the right of an employer to dismiss an employee whose continuance in the service
is inimical to the employer's interest. 16
In fact the Labor Arbiter himself to whom the explanation of private respondents
was submitted gave no credence to their version and found their excuses that said
barong tagalog was the one they got from the embroiderer for the Assistant
Manager who was investigating them, unbelievable.
Under the circumstances, it is evident that there is no illegal dismissal of said
employees. Thus, We have ruled that:
No employer may rationally be expected to continue in
employment a person whose lack of morals, respect and loyalty to
his employer, regard for his employer's rules, and appreciation of
the dignity and responsibility of his office, has so plainly and
completely been bared.
That there should be concern, sympathy, and solicitude for the
rights and welfare of the working class, is meet and proper. That
in controversies between a laborer and his master, doubts
reasonably arising from the evidence, or in the interpretation of
agreements and writings should be resolved in the former's favor,
is not an unreasonable or unfair rule. But that disregard of the
employer's own rights and interests can be justified by that
concern and solicitude is unjust and unacceptable. (Stanford
Microsystems, Inc. v. NLRC, 157 SCRA 414-415 [1988] ).

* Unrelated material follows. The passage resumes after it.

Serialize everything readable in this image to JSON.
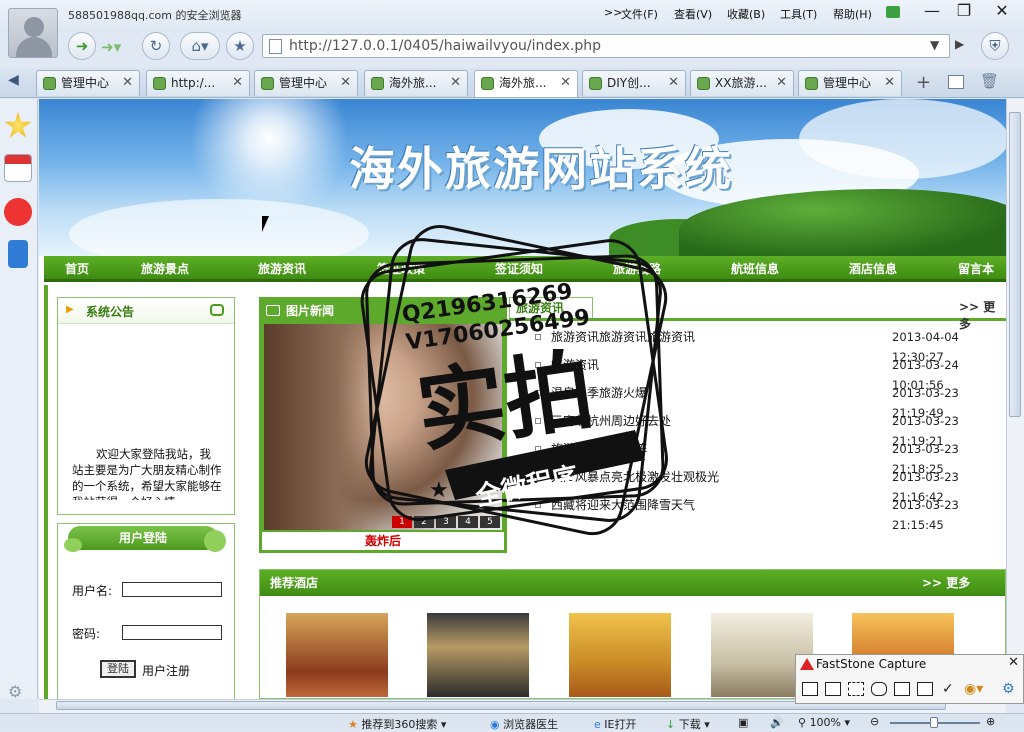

The law is protecting the rights of the laborer authorizes neither oppression nor
self-destruction of the employer. 17More importantly, while the Constitution is
committed to the policy of social justice and the protection of the working class, it
should not be supposed that every labor dispute will automatically be decided in
favor of labor. 18
Finally, it has been established that the right to dismiss or otherwise impose
discriplinary sanctions upon an employee for just and valid cause, pertains in the
first place to the employer, as well as the authority to determine the existence of
said cause in accordance with the norms of due process. 19
There is no evidence that the employer violated said norms. On the contrary,
private respondents who vigorously insist on the existence of employer-employee
relationship, because of the supervision and control of their employer over them,
were the very ones who exhibited their lack of respect and regard for their
employer's rules.